Work item: As you print the data below, keep every line exactly as it is and leave the images behind.

Input material:
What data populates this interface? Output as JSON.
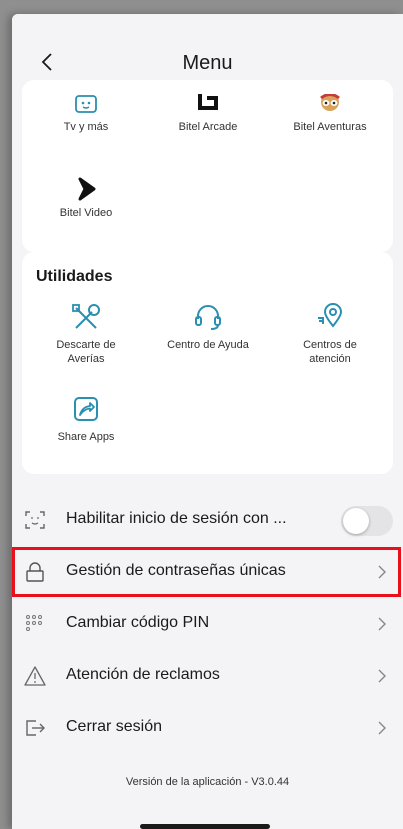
{
  "header": {
    "title": "Menu"
  },
  "entertainment": {
    "items": [
      {
        "label": "Tv y más",
        "icon": "tv-icon"
      },
      {
        "label": "Bitel Arcade",
        "icon": "arcade-icon"
      },
      {
        "label": "Bitel Aventuras",
        "icon": "aventuras-icon"
      },
      {
        "label": "Bitel Video",
        "icon": "video-play-icon"
      }
    ]
  },
  "utilidades": {
    "title": "Utilidades",
    "items": [
      {
        "label_line1": "Descarte de",
        "label_line2": "Averías",
        "icon": "tools-icon"
      },
      {
        "label_line1": "Centro de Ayuda",
        "label_line2": "",
        "icon": "headset-icon"
      },
      {
        "label_line1": "Centros de",
        "label_line2": "atención",
        "icon": "location-pin-icon"
      },
      {
        "label_line1": "Share Apps",
        "label_line2": "",
        "icon": "share-icon"
      }
    ]
  },
  "settings": {
    "items": [
      {
        "label": "Habilitar inicio de sesión con ...",
        "icon": "face-scan-icon",
        "control": "toggle",
        "toggle_on": false
      },
      {
        "label": "Gestión de contraseñas únicas",
        "icon": "lock-icon",
        "control": "chevron",
        "highlighted": true
      },
      {
        "label": "Cambiar código PIN",
        "icon": "pin-keypad-icon",
        "control": "chevron"
      },
      {
        "label": "Atención de reclamos",
        "icon": "warning-icon",
        "control": "chevron"
      },
      {
        "label": "Cerrar sesión",
        "icon": "logout-icon",
        "control": "chevron"
      }
    ]
  },
  "footer": {
    "version": "Versión de la aplicación - V3.0.44"
  },
  "colors": {
    "accent": "#2a8fb0",
    "highlight": "#e8101a",
    "background": "#f4f4f6"
  }
}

Solution for this problem:
What data populates this interface? Output as JSON.
{
  "header": {
    "title": "Menu"
  },
  "entertainment": {
    "items": [
      {
        "label": "Tv y más",
        "icon": "tv-icon"
      },
      {
        "label": "Bitel Arcade",
        "icon": "arcade-icon"
      },
      {
        "label": "Bitel Aventuras",
        "icon": "aventuras-icon"
      },
      {
        "label": "Bitel Video",
        "icon": "video-play-icon"
      }
    ]
  },
  "utilidades": {
    "title": "Utilidades",
    "items": [
      {
        "label_line1": "Descarte de",
        "label_line2": "Averías",
        "icon": "tools-icon"
      },
      {
        "label_line1": "Centro de Ayuda",
        "label_line2": "",
        "icon": "headset-icon"
      },
      {
        "label_line1": "Centros de",
        "label_line2": "atención",
        "icon": "location-pin-icon"
      },
      {
        "label_line1": "Share Apps",
        "label_line2": "",
        "icon": "share-icon"
      }
    ]
  },
  "settings": {
    "items": [
      {
        "label": "Habilitar inicio de sesión con ...",
        "icon": "face-scan-icon",
        "control": "toggle",
        "toggle_on": false
      },
      {
        "label": "Gestión de contraseñas únicas",
        "icon": "lock-icon",
        "control": "chevron",
        "highlighted": true
      },
      {
        "label": "Cambiar código PIN",
        "icon": "pin-keypad-icon",
        "control": "chevron"
      },
      {
        "label": "Atención de reclamos",
        "icon": "warning-icon",
        "control": "chevron"
      },
      {
        "label": "Cerrar sesión",
        "icon": "logout-icon",
        "control": "chevron"
      }
    ]
  },
  "footer": {
    "version": "Versión de la aplicación - V3.0.44"
  },
  "colors": {
    "accent": "#2a8fb0",
    "highlight": "#e8101a",
    "background": "#f4f4f6"
  }
}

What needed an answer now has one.